Brade has also been watching the other clubs from League1 BC closely, and he’s keen to replicate the most successful parts: he believes Altitude has done a fantastic job of embracing different markets in North Vancouver’s communities, the TSS Rovers have shown how to perform on the pitch, and the Highlanders have a phenomenal club structure that he says set a gold standard for the league.
The inspiration is there, but it’s what the new ownership group does with it that counts.
Unity FC: Development Powerhouse?
Make no bones about it: while Unity FC has already helped some if its own achieve playing opportunities at a higher level, Kelcey wants it to become a powerhouse figure in BC’s pathway to professional football.
“We want to be part of their development stream – but we also want to have the community rally around this team and really make it Langley’s team because there’s so much great soccer talent.”
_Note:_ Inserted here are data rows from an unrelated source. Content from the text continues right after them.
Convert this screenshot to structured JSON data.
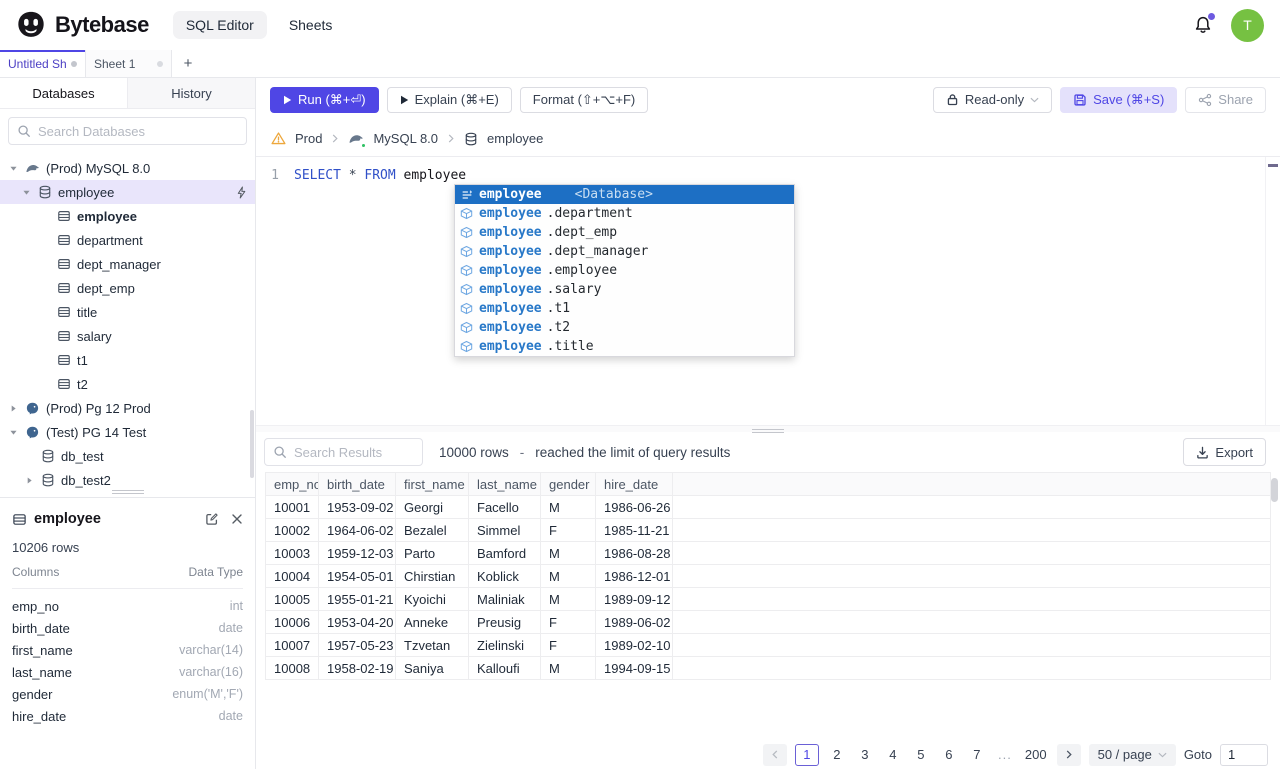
{
  "accent_color": "#4f46e5",
  "header": {
    "brand": "Bytebase",
    "nav_sql_editor": "SQL Editor",
    "nav_sheets": "Sheets",
    "avatar_initial": "T"
  },
  "sheet_tabs": {
    "tab1": "Untitled Sheet",
    "tab2": "Sheet 1",
    "new_tab": "+"
  },
  "sidebar": {
    "tab_databases": "Databases",
    "tab_history": "History",
    "search_placeholder": "Search Databases",
    "tree": [
      {
        "label": "(Prod) MySQL 8.0"
      },
      {
        "label": "employee"
      },
      {
        "label": "employee"
      },
      {
        "label": "department"
      },
      {
        "label": "dept_manager"
      },
      {
        "label": "dept_emp"
      },
      {
        "label": "title"
      },
      {
        "label": "salary"
      },
      {
        "label": "t1"
      },
      {
        "label": "t2"
      },
      {
        "label": "(Prod) Pg 12 Prod"
      },
      {
        "label": "(Test) PG 14 Test"
      },
      {
        "label": "db_test"
      },
      {
        "label": "db_test2"
      }
    ]
  },
  "schema_panel": {
    "title": "employee",
    "row_count": "10206 rows",
    "columns_header": "Columns",
    "type_header": "Data Type",
    "columns": [
      {
        "name": "emp_no",
        "type": "int"
      },
      {
        "name": "birth_date",
        "type": "date"
      },
      {
        "name": "first_name",
        "type": "varchar(14)"
      },
      {
        "name": "last_name",
        "type": "varchar(16)"
      },
      {
        "name": "gender",
        "type": "enum('M','F')"
      },
      {
        "name": "hire_date",
        "type": "date"
      }
    ]
  },
  "toolbar": {
    "run": "Run (⌘+⏎)",
    "explain": "Explain (⌘+E)",
    "format": "Format (⇧+⌥+F)",
    "readonly": "Read-only",
    "save": "Save (⌘+S)",
    "share": "Share"
  },
  "breadcrumb": {
    "environment": "Prod",
    "instance": "MySQL 8.0",
    "database": "employee"
  },
  "editor": {
    "line_number": "1",
    "keyword_select": "SELECT",
    "star": "*",
    "keyword_from": "FROM",
    "identifier": "employee"
  },
  "autocomplete": {
    "selected": {
      "name": "employee",
      "detail": "<Database>"
    },
    "items": [
      {
        "prefix": "employee",
        "suffix": ".department"
      },
      {
        "prefix": "employee",
        "suffix": ".dept_emp"
      },
      {
        "prefix": "employee",
        "suffix": ".dept_manager"
      },
      {
        "prefix": "employee",
        "suffix": ".employee"
      },
      {
        "prefix": "employee",
        "suffix": ".salary"
      },
      {
        "prefix": "employee",
        "suffix": ".t1"
      },
      {
        "prefix": "employee",
        "suffix": ".t2"
      },
      {
        "prefix": "employee",
        "suffix": ".title"
      }
    ]
  },
  "results": {
    "search_placeholder": "Search Results",
    "row_count": "10000 rows",
    "dash": "-",
    "limit_note": "reached the limit of query results",
    "export_label": "Export",
    "headers": [
      "emp_no",
      "birth_date",
      "first_name",
      "last_name",
      "gender",
      "hire_date"
    ],
    "rows": [
      [
        "10001",
        "1953-09-02",
        "Georgi",
        "Facello",
        "M",
        "1986-06-26"
      ],
      [
        "10002",
        "1964-06-02",
        "Bezalel",
        "Simmel",
        "F",
        "1985-11-21"
      ],
      [
        "10003",
        "1959-12-03",
        "Parto",
        "Bamford",
        "M",
        "1986-08-28"
      ],
      [
        "10004",
        "1954-05-01",
        "Chirstian",
        "Koblick",
        "M",
        "1986-12-01"
      ],
      [
        "10005",
        "1955-01-21",
        "Kyoichi",
        "Maliniak",
        "M",
        "1989-09-12"
      ],
      [
        "10006",
        "1953-04-20",
        "Anneke",
        "Preusig",
        "F",
        "1989-06-02"
      ],
      [
        "10007",
        "1957-05-23",
        "Tzvetan",
        "Zielinski",
        "F",
        "1989-02-10"
      ],
      [
        "10008",
        "1958-02-19",
        "Saniya",
        "Kalloufi",
        "M",
        "1994-09-15"
      ]
    ]
  },
  "pagination": {
    "pages": [
      "1",
      "2",
      "3",
      "4",
      "5",
      "6",
      "7"
    ],
    "ellipsis": "...",
    "last_page": "200",
    "page_size": "50 / page",
    "goto_label": "Goto",
    "goto_value": "1"
  }
}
The new owner says if he can find the right formula with Unity FC to help grow not just football in Langley, but provincially through League1 BC as well, they’ll start to produce talent who can reach heights like the Canadian Premier League, Project 8, and professional levels outside of Canada’s own borders.
That’s a process the club has already achieved, most recently with striker Seina Kashima inking a contract with Lithuanian side FC Gintra. The club also has a formal partnership with Vancouver FC that saw two young professionals, James Cameron and Lennon Thompson, play a few matches in League1 BC, a surefire benefit to the rest of the ream who got a close look at professional-caliber talent.
“It’s an important and vital time for League1 BC. Success is not just wins or losses or the fan attendance, it’s about the development of players,” adds the man himself. “Through that, I think it will then bring in the fan base and to the to the players that these guys and women that you can watch every Saturday during the summer are they’re putting and putting it on the line every single week.”
With the announcement that Unity FC has a fresh group of owners and investors coming in, changes are sure to come. Community interaction is going to be key as the League1 BC side prepares itself for a new era after having wrapped just its second-ever league campaign.
“This offseason is going to be a critical one for us. We’ve got to set ourselves up well for success both on and off the field for next year,” added Brade, who’ll be tackle the mantle of Unity FC CEO right from the get-go. He won’t be involved in matchday operations, but big ticket items on the club’s future will be piling up on his plate.
Whether the Unity FC women’s team can celebrate the big occasion by finishing strong at the Women’s Inter-Provincial Championship this weekend remains to be seen, but the fact that it’s being hosted in Langley will be a great way for Brade to garner the club exposure as a new era for it kicks off.